**Task to carry out**. In the copy, include every entry exactly but none of the images.
▬▬▬
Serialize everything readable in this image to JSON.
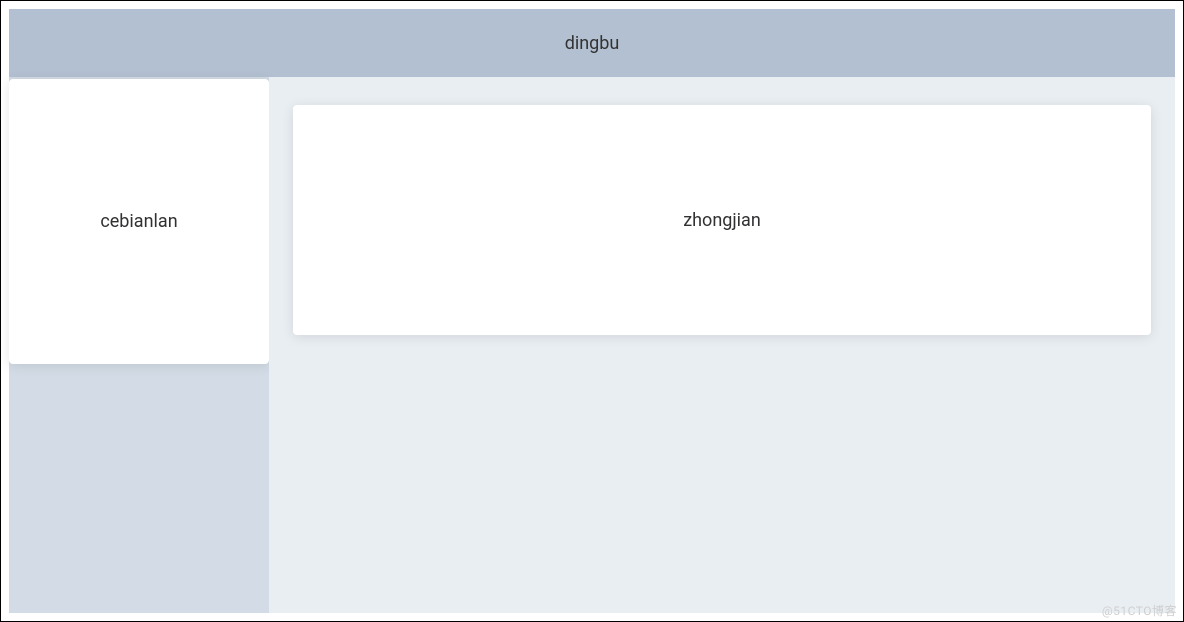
{
  "header": {
    "title": "dingbu"
  },
  "aside": {
    "label": "cebianlan"
  },
  "main": {
    "label": "zhongjian"
  },
  "watermark": "@51CTO博客",
  "colors": {
    "header_bg": "#b3c0d1",
    "aside_bg": "#d3dce6",
    "main_bg": "#e9eef3",
    "card_bg": "#ffffff"
  }
}
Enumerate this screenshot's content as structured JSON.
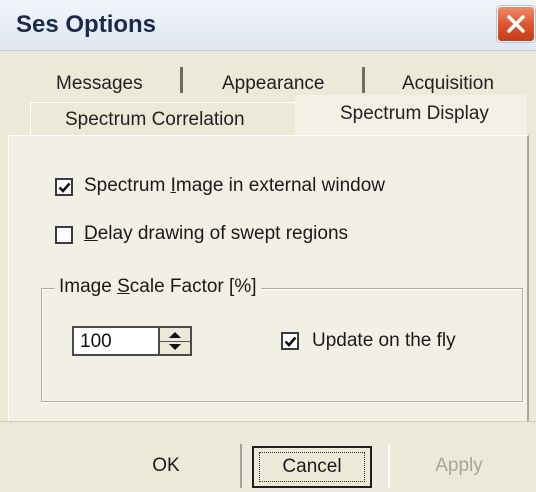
{
  "window": {
    "title": "Ses Options"
  },
  "tabs": {
    "row1": [
      {
        "label": "Messages"
      },
      {
        "label": "Appearance"
      },
      {
        "label": "Acquisition"
      }
    ],
    "row2": [
      {
        "label": "Spectrum Correlation"
      },
      {
        "label": "Spectrum Display",
        "selected": true
      }
    ]
  },
  "options": {
    "spectrum_image_external": {
      "label_before": "Spectrum ",
      "label_accel": "I",
      "label_after": "mage in external window",
      "checked": true
    },
    "delay_drawing": {
      "label_before": "",
      "label_accel": "D",
      "label_after": "elay drawing of swept regions",
      "checked": false
    }
  },
  "scale_group": {
    "title_before": "Image ",
    "title_accel": "S",
    "title_after": "cale Factor [%]",
    "value": "100",
    "update_on_fly": {
      "label": "Update on the fly",
      "checked": true
    }
  },
  "buttons": {
    "ok": "OK",
    "cancel": "Cancel",
    "apply": "Apply"
  },
  "icons": {
    "close": "close-icon",
    "check": "checkmark-icon",
    "spin_up": "arrow-up-icon",
    "spin_down": "arrow-down-icon"
  },
  "colors": {
    "close_button": "#d9532b",
    "dialog_face": "#ece9d8",
    "disabled_text": "#a7a598"
  }
}
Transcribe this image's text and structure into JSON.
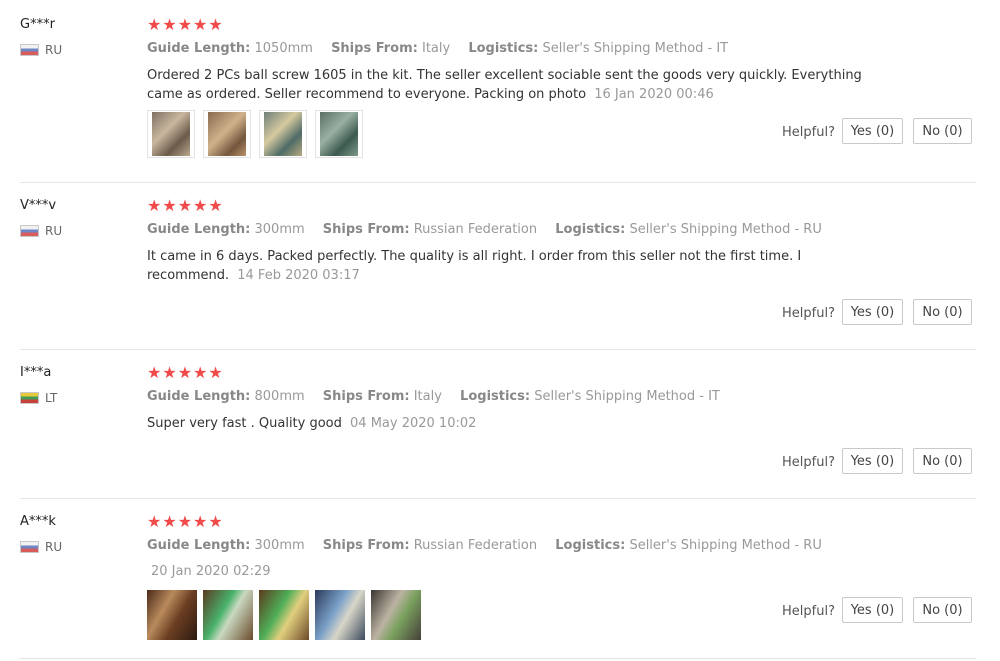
{
  "colors": {
    "star": "#f04a4a",
    "muted": "#999999",
    "text": "#333333",
    "divider": "#e6e6e6"
  },
  "labels": {
    "guide_length": "Guide Length:",
    "ships_from": "Ships From:",
    "logistics": "Logistics:",
    "helpful": "Helpful?"
  },
  "reviews": [
    {
      "user": "G***r",
      "country": "RU",
      "flag_icon": "russia-flag-icon",
      "stars": "★★★★★",
      "rating": 5,
      "guide_length": "1050mm",
      "ships_from": "Italy",
      "logistics": "Seller's Shipping Method - IT",
      "text": "Ordered 2 PCs ball screw 1605 in the kit. The seller excellent sociable sent the goods very quickly. Everything came as ordered. Seller recommend to everyone. Packing on photo",
      "date": "16 Jan 2020 00:46",
      "photos": 4,
      "yes": "Yes (0)",
      "no": "No (0)"
    },
    {
      "user": "V***v",
      "country": "RU",
      "flag_icon": "russia-flag-icon",
      "stars": "★★★★★",
      "rating": 5,
      "guide_length": "300mm",
      "ships_from": "Russian Federation",
      "logistics": "Seller's Shipping Method - RU",
      "text": "It came in 6 days. Packed perfectly. The quality is all right. I order from this seller not the first time. I recommend.",
      "date": "14 Feb 2020 03:17",
      "photos": 0,
      "yes": "Yes (0)",
      "no": "No (0)"
    },
    {
      "user": "I***a",
      "country": "LT",
      "flag_icon": "lithuania-flag-icon",
      "stars": "★★★★★",
      "rating": 5,
      "guide_length": "800mm",
      "ships_from": "Italy",
      "logistics": "Seller's Shipping Method - IT",
      "text": "Super very fast . Quality good",
      "date": "04 May 2020 10:02",
      "photos": 0,
      "yes": "Yes (0)",
      "no": "No (0)"
    },
    {
      "user": "A***k",
      "country": "RU",
      "flag_icon": "russia-flag-icon",
      "stars": "★★★★★",
      "rating": 5,
      "guide_length": "300mm",
      "ships_from": "Russian Federation",
      "logistics": "Seller's Shipping Method - RU",
      "text": "",
      "date": "20 Jan 2020 02:29",
      "photos": 5,
      "yes": "Yes (0)",
      "no": "No (0)"
    }
  ]
}
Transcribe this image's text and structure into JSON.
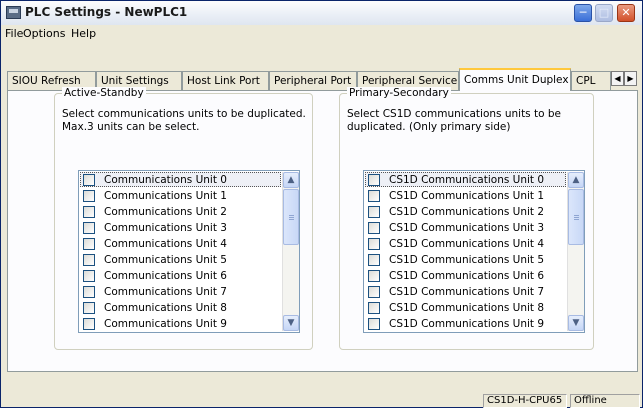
{
  "window": {
    "title": "PLC Settings - NewPLC1"
  },
  "menu": [
    "File",
    "Options",
    "Help"
  ],
  "tabs": [
    {
      "label": "SIOU Refresh"
    },
    {
      "label": "Unit Settings"
    },
    {
      "label": "Host Link Port"
    },
    {
      "label": "Peripheral Port"
    },
    {
      "label": "Peripheral Service"
    },
    {
      "label": "Comms Unit Duplex"
    },
    {
      "label": "CPL"
    }
  ],
  "active_tab": "Comms Unit Duplex",
  "left_group": {
    "label": "Active-Standby",
    "desc_line1": "Select communications units to be duplicated.",
    "desc_line2": "Max.3 units can be select.",
    "items": [
      "Communications Unit 0",
      "Communications Unit 1",
      "Communications Unit 2",
      "Communications Unit 3",
      "Communications Unit 4",
      "Communications Unit 5",
      "Communications Unit 6",
      "Communications Unit 7",
      "Communications Unit 8",
      "Communications Unit 9"
    ]
  },
  "right_group": {
    "label": "Primary-Secondary",
    "desc_line1": "Select CS1D communications units to be",
    "desc_line2": "duplicated. (Only primary side)",
    "items": [
      "CS1D Communications Unit 0",
      "CS1D Communications Unit 1",
      "CS1D Communications Unit 2",
      "CS1D Communications Unit 3",
      "CS1D Communications Unit 4",
      "CS1D Communications Unit 5",
      "CS1D Communications Unit 6",
      "CS1D Communications Unit 7",
      "CS1D Communications Unit 8",
      "CS1D Communications Unit 9"
    ]
  },
  "status": {
    "model": "CS1D-H-CPU65",
    "mode": "Offline"
  },
  "icons": {
    "app": "plc-app-icon",
    "minimize": "minimize-icon",
    "maximize": "maximize-icon",
    "close": "close-icon",
    "tab_left": "chevron-left-icon",
    "tab_right": "chevron-right-icon"
  }
}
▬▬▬
**Worked solution**.
Serialize everything readable in this image to JSON.
{
  "header": {
    "title": "dingbu"
  },
  "aside": {
    "label": "cebianlan"
  },
  "main": {
    "label": "zhongjian"
  },
  "watermark": "@51CTO博客",
  "colors": {
    "header_bg": "#b3c0d1",
    "aside_bg": "#d3dce6",
    "main_bg": "#e9eef3",
    "card_bg": "#ffffff"
  }
}
Enumerate this screenshot's content as structured JSON.
{
  "window": {
    "title": "Ses Options"
  },
  "tabs": {
    "row1": [
      {
        "label": "Messages"
      },
      {
        "label": "Appearance"
      },
      {
        "label": "Acquisition"
      }
    ],
    "row2": [
      {
        "label": "Spectrum Correlation"
      },
      {
        "label": "Spectrum Display",
        "selected": true
      }
    ]
  },
  "options": {
    "spectrum_image_external": {
      "label_before": "Spectrum ",
      "label_accel": "I",
      "label_after": "mage in external window",
      "checked": true
    },
    "delay_drawing": {
      "label_before": "",
      "label_accel": "D",
      "label_after": "elay drawing of swept regions",
      "checked": false
    }
  },
  "scale_group": {
    "title_before": "Image ",
    "title_accel": "S",
    "title_after": "cale Factor [%]",
    "value": "100",
    "update_on_fly": {
      "label": "Update on the fly",
      "checked": true
    }
  },
  "buttons": {
    "ok": "OK",
    "cancel": "Cancel",
    "apply": "Apply"
  },
  "icons": {
    "close": "close-icon",
    "check": "checkmark-icon",
    "spin_up": "arrow-up-icon",
    "spin_down": "arrow-down-icon"
  },
  "colors": {
    "close_button": "#d9532b",
    "dialog_face": "#ece9d8",
    "disabled_text": "#a7a598"
  }
}
Transcribe this image's text and structure into JSON.
{
  "colors": {
    "star": "#f04a4a",
    "muted": "#999999",
    "text": "#333333",
    "divider": "#e6e6e6"
  },
  "labels": {
    "guide_length": "Guide Length:",
    "ships_from": "Ships From:",
    "logistics": "Logistics:",
    "helpful": "Helpful?"
  },
  "reviews": [
    {
      "user": "G***r",
      "country": "RU",
      "flag_icon": "russia-flag-icon",
      "stars": "★★★★★",
      "rating": 5,
      "guide_length": "1050mm",
      "ships_from": "Italy",
      "logistics": "Seller's Shipping Method - IT",
      "text": "Ordered 2 PCs ball screw 1605 in the kit. The seller excellent sociable sent the goods very quickly. Everything came as ordered. Seller recommend to everyone. Packing on photo",
      "date": "16 Jan 2020 00:46",
      "photos": 4,
      "yes": "Yes (0)",
      "no": "No (0)"
    },
    {
      "user": "V***v",
      "country": "RU",
      "flag_icon": "russia-flag-icon",
      "stars": "★★★★★",
      "rating": 5,
      "guide_length": "300mm",
      "ships_from": "Russian Federation",
      "logistics": "Seller's Shipping Method - RU",
      "text": "It came in 6 days. Packed perfectly. The quality is all right. I order from this seller not the first time. I recommend.",
      "date": "14 Feb 2020 03:17",
      "photos": 0,
      "yes": "Yes (0)",
      "no": "No (0)"
    },
    {
      "user": "I***a",
      "country": "LT",
      "flag_icon": "lithuania-flag-icon",
      "stars": "★★★★★",
      "rating": 5,
      "guide_length": "800mm",
      "ships_from": "Italy",
      "logistics": "Seller's Shipping Method - IT",
      "text": "Super very fast . Quality good",
      "date": "04 May 2020 10:02",
      "photos": 0,
      "yes": "Yes (0)",
      "no": "No (0)"
    },
    {
      "user": "A***k",
      "country": "RU",
      "flag_icon": "russia-flag-icon",
      "stars": "★★★★★",
      "rating": 5,
      "guide_length": "300mm",
      "ships_from": "Russian Federation",
      "logistics": "Seller's Shipping Method - RU",
      "text": "",
      "date": "20 Jan 2020 02:29",
      "photos": 5,
      "yes": "Yes (0)",
      "no": "No (0)"
    }
  ]
}
Transcribe this image's text and structure into JSON.
{
  "window": {
    "title": "PLC Settings - NewPLC1"
  },
  "menu": [
    "File",
    "Options",
    "Help"
  ],
  "tabs": [
    {
      "label": "SIOU Refresh"
    },
    {
      "label": "Unit Settings"
    },
    {
      "label": "Host Link Port"
    },
    {
      "label": "Peripheral Port"
    },
    {
      "label": "Peripheral Service"
    },
    {
      "label": "Comms Unit Duplex"
    },
    {
      "label": "CPL"
    }
  ],
  "active_tab": "Comms Unit Duplex",
  "left_group": {
    "label": "Active-Standby",
    "desc_line1": "Select communications units to be duplicated.",
    "desc_line2": "Max.3 units can be select.",
    "items": [
      "Communications Unit 0",
      "Communications Unit 1",
      "Communications Unit 2",
      "Communications Unit 3",
      "Communications Unit 4",
      "Communications Unit 5",
      "Communications Unit 6",
      "Communications Unit 7",
      "Communications Unit 8",
      "Communications Unit 9"
    ]
  },
  "right_group": {
    "label": "Primary-Secondary",
    "desc_line1": "Select CS1D communications units to be",
    "desc_line2": "duplicated. (Only primary side)",
    "items": [
      "CS1D Communications Unit 0",
      "CS1D Communications Unit 1",
      "CS1D Communications Unit 2",
      "CS1D Communications Unit 3",
      "CS1D Communications Unit 4",
      "CS1D Communications Unit 5",
      "CS1D Communications Unit 6",
      "CS1D Communications Unit 7",
      "CS1D Communications Unit 8",
      "CS1D Communications Unit 9"
    ]
  },
  "status": {
    "model": "CS1D-H-CPU65",
    "mode": "Offline"
  },
  "icons": {
    "app": "plc-app-icon",
    "minimize": "minimize-icon",
    "maximize": "maximize-icon",
    "close": "close-icon",
    "tab_left": "chevron-left-icon",
    "tab_right": "chevron-right-icon"
  }
}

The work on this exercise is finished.